= Problem description =
Every entry should be returned exactly. Omit none of them.

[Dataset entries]
---+---

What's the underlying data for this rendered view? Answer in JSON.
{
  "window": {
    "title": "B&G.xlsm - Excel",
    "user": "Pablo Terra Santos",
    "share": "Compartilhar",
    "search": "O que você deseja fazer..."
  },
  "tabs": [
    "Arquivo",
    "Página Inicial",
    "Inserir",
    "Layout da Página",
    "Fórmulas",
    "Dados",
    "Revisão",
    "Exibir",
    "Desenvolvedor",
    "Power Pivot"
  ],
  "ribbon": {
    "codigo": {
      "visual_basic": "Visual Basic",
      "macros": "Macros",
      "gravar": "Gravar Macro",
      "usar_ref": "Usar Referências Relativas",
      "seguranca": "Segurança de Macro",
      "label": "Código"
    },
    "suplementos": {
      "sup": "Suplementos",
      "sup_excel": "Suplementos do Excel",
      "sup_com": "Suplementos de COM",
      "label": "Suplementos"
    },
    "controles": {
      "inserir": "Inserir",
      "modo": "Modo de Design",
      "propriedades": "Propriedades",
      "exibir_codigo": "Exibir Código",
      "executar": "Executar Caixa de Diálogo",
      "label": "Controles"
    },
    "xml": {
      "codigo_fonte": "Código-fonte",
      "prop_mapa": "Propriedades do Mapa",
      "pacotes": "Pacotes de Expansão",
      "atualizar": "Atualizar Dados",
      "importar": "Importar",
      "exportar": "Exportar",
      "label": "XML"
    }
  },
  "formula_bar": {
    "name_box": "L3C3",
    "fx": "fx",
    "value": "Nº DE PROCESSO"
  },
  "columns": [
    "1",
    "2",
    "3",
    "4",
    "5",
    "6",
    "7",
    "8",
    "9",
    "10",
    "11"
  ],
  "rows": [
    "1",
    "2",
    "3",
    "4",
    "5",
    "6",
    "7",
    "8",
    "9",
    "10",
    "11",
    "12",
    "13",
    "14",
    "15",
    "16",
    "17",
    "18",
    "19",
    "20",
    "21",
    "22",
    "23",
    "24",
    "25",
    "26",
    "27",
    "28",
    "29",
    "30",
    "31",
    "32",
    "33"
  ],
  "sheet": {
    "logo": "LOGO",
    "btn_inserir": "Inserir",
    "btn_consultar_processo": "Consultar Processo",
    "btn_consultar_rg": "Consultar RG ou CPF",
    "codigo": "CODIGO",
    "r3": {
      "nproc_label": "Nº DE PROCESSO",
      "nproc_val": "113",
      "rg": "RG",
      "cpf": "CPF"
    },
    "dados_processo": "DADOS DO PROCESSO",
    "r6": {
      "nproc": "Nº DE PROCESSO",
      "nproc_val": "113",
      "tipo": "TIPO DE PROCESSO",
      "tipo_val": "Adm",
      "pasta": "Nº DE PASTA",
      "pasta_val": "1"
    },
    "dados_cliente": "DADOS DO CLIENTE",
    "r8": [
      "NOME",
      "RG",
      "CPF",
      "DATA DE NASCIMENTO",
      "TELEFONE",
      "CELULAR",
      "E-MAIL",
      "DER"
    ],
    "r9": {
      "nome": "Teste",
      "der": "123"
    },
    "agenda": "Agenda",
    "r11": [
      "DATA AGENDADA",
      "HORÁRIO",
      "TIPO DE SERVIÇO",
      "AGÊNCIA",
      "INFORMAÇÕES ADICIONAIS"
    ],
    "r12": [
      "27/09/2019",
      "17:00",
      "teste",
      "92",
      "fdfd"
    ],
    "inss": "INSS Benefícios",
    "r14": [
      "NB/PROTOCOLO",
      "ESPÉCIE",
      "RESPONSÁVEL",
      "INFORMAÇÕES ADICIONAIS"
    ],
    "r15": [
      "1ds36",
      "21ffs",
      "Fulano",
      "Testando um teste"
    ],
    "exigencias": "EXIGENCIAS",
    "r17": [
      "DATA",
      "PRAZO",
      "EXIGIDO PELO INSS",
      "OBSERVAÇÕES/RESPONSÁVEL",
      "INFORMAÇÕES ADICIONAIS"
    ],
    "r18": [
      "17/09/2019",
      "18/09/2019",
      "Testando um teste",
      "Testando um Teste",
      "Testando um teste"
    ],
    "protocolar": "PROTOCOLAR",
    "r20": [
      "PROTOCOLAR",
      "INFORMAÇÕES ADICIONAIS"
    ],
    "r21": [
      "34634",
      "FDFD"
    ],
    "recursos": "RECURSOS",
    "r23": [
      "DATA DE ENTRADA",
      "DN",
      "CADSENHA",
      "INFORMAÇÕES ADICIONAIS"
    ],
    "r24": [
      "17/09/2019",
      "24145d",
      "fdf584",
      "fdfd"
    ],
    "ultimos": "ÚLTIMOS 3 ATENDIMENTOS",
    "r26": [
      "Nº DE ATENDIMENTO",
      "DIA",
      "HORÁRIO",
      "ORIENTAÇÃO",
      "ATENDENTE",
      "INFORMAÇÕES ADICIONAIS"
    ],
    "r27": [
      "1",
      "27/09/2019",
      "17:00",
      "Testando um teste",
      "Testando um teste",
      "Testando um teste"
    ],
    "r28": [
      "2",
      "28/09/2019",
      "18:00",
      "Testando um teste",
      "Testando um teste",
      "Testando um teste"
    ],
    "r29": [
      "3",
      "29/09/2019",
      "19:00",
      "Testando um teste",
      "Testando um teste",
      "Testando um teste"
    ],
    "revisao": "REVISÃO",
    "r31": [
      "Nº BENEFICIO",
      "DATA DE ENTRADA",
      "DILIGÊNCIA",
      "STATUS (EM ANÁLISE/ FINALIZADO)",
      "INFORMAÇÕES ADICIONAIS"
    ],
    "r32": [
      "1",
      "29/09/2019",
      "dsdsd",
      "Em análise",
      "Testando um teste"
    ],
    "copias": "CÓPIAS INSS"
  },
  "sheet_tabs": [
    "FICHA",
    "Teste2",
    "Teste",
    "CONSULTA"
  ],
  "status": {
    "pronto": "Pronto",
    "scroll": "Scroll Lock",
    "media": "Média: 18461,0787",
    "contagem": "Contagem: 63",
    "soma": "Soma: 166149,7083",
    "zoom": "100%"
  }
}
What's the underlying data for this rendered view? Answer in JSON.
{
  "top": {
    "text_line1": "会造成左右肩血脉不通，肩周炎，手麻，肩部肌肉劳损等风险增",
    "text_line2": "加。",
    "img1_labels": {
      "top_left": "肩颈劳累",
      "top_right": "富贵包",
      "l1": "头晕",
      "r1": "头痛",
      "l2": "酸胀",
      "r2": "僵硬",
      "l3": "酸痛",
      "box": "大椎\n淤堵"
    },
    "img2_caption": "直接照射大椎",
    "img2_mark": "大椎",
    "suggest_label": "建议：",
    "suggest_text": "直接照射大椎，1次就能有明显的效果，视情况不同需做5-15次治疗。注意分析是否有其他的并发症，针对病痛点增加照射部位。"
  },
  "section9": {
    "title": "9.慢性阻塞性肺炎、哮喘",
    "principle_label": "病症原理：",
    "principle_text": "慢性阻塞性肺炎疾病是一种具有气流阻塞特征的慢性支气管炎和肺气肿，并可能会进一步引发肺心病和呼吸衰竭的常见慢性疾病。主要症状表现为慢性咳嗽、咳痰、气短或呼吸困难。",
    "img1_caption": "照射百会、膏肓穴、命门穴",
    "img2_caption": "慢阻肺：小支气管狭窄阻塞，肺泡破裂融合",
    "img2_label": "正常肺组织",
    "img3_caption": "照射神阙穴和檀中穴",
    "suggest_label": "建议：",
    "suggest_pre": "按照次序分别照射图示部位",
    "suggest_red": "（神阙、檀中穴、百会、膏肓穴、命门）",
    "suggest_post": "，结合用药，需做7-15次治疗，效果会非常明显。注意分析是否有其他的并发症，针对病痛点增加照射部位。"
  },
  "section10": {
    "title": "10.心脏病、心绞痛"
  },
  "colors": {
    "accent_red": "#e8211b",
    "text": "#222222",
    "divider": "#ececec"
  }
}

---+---

= Task output =
What's the underlying data for this rendered view? Answer in JSON.
{
  "window": {
    "title": "B&G.xlsm - Excel",
    "user": "Pablo Terra Santos",
    "share": "Compartilhar",
    "search": "O que você deseja fazer..."
  },
  "tabs": [
    "Arquivo",
    "Página Inicial",
    "Inserir",
    "Layout da Página",
    "Fórmulas",
    "Dados",
    "Revisão",
    "Exibir",
    "Desenvolvedor",
    "Power Pivot"
  ],
  "ribbon": {
    "codigo": {
      "visual_basic": "Visual Basic",
      "macros": "Macros",
      "gravar": "Gravar Macro",
      "usar_ref": "Usar Referências Relativas",
      "seguranca": "Segurança de Macro",
      "label": "Código"
    },
    "suplementos": {
      "sup": "Suplementos",
      "sup_excel": "Suplementos do Excel",
      "sup_com": "Suplementos de COM",
      "label": "Suplementos"
    },
    "controles": {
      "inserir": "Inserir",
      "modo": "Modo de Design",
      "propriedades": "Propriedades",
      "exibir_codigo": "Exibir Código",
      "executar": "Executar Caixa de Diálogo",
      "label": "Controles"
    },
    "xml": {
      "codigo_fonte": "Código-fonte",
      "prop_mapa": "Propriedades do Mapa",
      "pacotes": "Pacotes de Expansão",
      "atualizar": "Atualizar Dados",
      "importar": "Importar",
      "exportar": "Exportar",
      "label": "XML"
    }
  },
  "formula_bar": {
    "name_box": "L3C3",
    "fx": "fx",
    "value": "Nº DE PROCESSO"
  },
  "columns": [
    "1",
    "2",
    "3",
    "4",
    "5",
    "6",
    "7",
    "8",
    "9",
    "10",
    "11"
  ],
  "rows": [
    "1",
    "2",
    "3",
    "4",
    "5",
    "6",
    "7",
    "8",
    "9",
    "10",
    "11",
    "12",
    "13",
    "14",
    "15",
    "16",
    "17",
    "18",
    "19",
    "20",
    "21",
    "22",
    "23",
    "24",
    "25",
    "26",
    "27",
    "28",
    "29",
    "30",
    "31",
    "32",
    "33"
  ],
  "sheet": {
    "logo": "LOGO",
    "btn_inserir": "Inserir",
    "btn_consultar_processo": "Consultar Processo",
    "btn_consultar_rg": "Consultar RG ou CPF",
    "codigo": "CODIGO",
    "r3": {
      "nproc_label": "Nº DE PROCESSO",
      "nproc_val": "113",
      "rg": "RG",
      "cpf": "CPF"
    },
    "dados_processo": "DADOS DO PROCESSO",
    "r6": {
      "nproc": "Nº DE PROCESSO",
      "nproc_val": "113",
      "tipo": "TIPO DE PROCESSO",
      "tipo_val": "Adm",
      "pasta": "Nº DE PASTA",
      "pasta_val": "1"
    },
    "dados_cliente": "DADOS DO CLIENTE",
    "r8": [
      "NOME",
      "RG",
      "CPF",
      "DATA DE NASCIMENTO",
      "TELEFONE",
      "CELULAR",
      "E-MAIL",
      "DER"
    ],
    "r9": {
      "nome": "Teste",
      "der": "123"
    },
    "agenda": "Agenda",
    "r11": [
      "DATA AGENDADA",
      "HORÁRIO",
      "TIPO DE SERVIÇO",
      "AGÊNCIA",
      "INFORMAÇÕES ADICIONAIS"
    ],
    "r12": [
      "27/09/2019",
      "17:00",
      "teste",
      "92",
      "fdfd"
    ],
    "inss": "INSS Benefícios",
    "r14": [
      "NB/PROTOCOLO",
      "ESPÉCIE",
      "RESPONSÁVEL",
      "INFORMAÇÕES ADICIONAIS"
    ],
    "r15": [
      "1ds36",
      "21ffs",
      "Fulano",
      "Testando um teste"
    ],
    "exigencias": "EXIGENCIAS",
    "r17": [
      "DATA",
      "PRAZO",
      "EXIGIDO PELO INSS",
      "OBSERVAÇÕES/RESPONSÁVEL",
      "INFORMAÇÕES ADICIONAIS"
    ],
    "r18": [
      "17/09/2019",
      "18/09/2019",
      "Testando um teste",
      "Testando um Teste",
      "Testando um teste"
    ],
    "protocolar": "PROTOCOLAR",
    "r20": [
      "PROTOCOLAR",
      "INFORMAÇÕES ADICIONAIS"
    ],
    "r21": [
      "34634",
      "FDFD"
    ],
    "recursos": "RECURSOS",
    "r23": [
      "DATA DE ENTRADA",
      "DN",
      "CADSENHA",
      "INFORMAÇÕES ADICIONAIS"
    ],
    "r24": [
      "17/09/2019",
      "24145d",
      "fdf584",
      "fdfd"
    ],
    "ultimos": "ÚLTIMOS 3 ATENDIMENTOS",
    "r26": [
      "Nº DE ATENDIMENTO",
      "DIA",
      "HORÁRIO",
      "ORIENTAÇÃO",
      "ATENDENTE",
      "INFORMAÇÕES ADICIONAIS"
    ],
    "r27": [
      "1",
      "27/09/2019",
      "17:00",
      "Testando um teste",
      "Testando um teste",
      "Testando um teste"
    ],
    "r28": [
      "2",
      "28/09/2019",
      "18:00",
      "Testando um teste",
      "Testando um teste",
      "Testando um teste"
    ],
    "r29": [
      "3",
      "29/09/2019",
      "19:00",
      "Testando um teste",
      "Testando um teste",
      "Testando um teste"
    ],
    "revisao": "REVISÃO",
    "r31": [
      "Nº BENEFICIO",
      "DATA DE ENTRADA",
      "DILIGÊNCIA",
      "STATUS (EM ANÁLISE/ FINALIZADO)",
      "INFORMAÇÕES ADICIONAIS"
    ],
    "r32": [
      "1",
      "29/09/2019",
      "dsdsd",
      "Em análise",
      "Testando um teste"
    ],
    "copias": "CÓPIAS INSS"
  },
  "sheet_tabs": [
    "FICHA",
    "Teste2",
    "Teste",
    "CONSULTA"
  ],
  "status": {
    "pronto": "Pronto",
    "scroll": "Scroll Lock",
    "media": "Média: 18461,0787",
    "contagem": "Contagem: 63",
    "soma": "Soma: 166149,7083",
    "zoom": "100%"
  }
}
What's the underlying data for this rendered view? Answer in JSON.
{
  "top": {
    "text_line1": "会造成左右肩血脉不通，肩周炎，手麻，肩部肌肉劳损等风险增",
    "text_line2": "加。",
    "img1_labels": {
      "top_left": "肩颈劳累",
      "top_right": "富贵包",
      "l1": "头晕",
      "r1": "头痛",
      "l2": "酸胀",
      "r2": "僵硬",
      "l3": "酸痛",
      "box": "大椎\n淤堵"
    },
    "img2_caption": "直接照射大椎",
    "img2_mark": "大椎",
    "suggest_label": "建议：",
    "suggest_text": "直接照射大椎，1次就能有明显的效果，视情况不同需做5-15次治疗。注意分析是否有其他的并发症，针对病痛点增加照射部位。"
  },
  "section9": {
    "title": "9.慢性阻塞性肺炎、哮喘",
    "principle_label": "病症原理：",
    "principle_text": "慢性阻塞性肺炎疾病是一种具有气流阻塞特征的慢性支气管炎和肺气肿，并可能会进一步引发肺心病和呼吸衰竭的常见慢性疾病。主要症状表现为慢性咳嗽、咳痰、气短或呼吸困难。",
    "img1_caption": "照射百会、膏肓穴、命门穴",
    "img2_caption": "慢阻肺：小支气管狭窄阻塞，肺泡破裂融合",
    "img2_label": "正常肺组织",
    "img3_caption": "照射神阙穴和檀中穴",
    "suggest_label": "建议：",
    "suggest_pre": "按照次序分别照射图示部位",
    "suggest_red": "（神阙、檀中穴、百会、膏肓穴、命门）",
    "suggest_post": "，结合用药，需做7-15次治疗，效果会非常明显。注意分析是否有其他的并发症，针对病痛点增加照射部位。"
  },
  "section10": {
    "title": "10.心脏病、心绞痛"
  },
  "colors": {
    "accent_red": "#e8211b",
    "text": "#222222",
    "divider": "#ececec"
  }
}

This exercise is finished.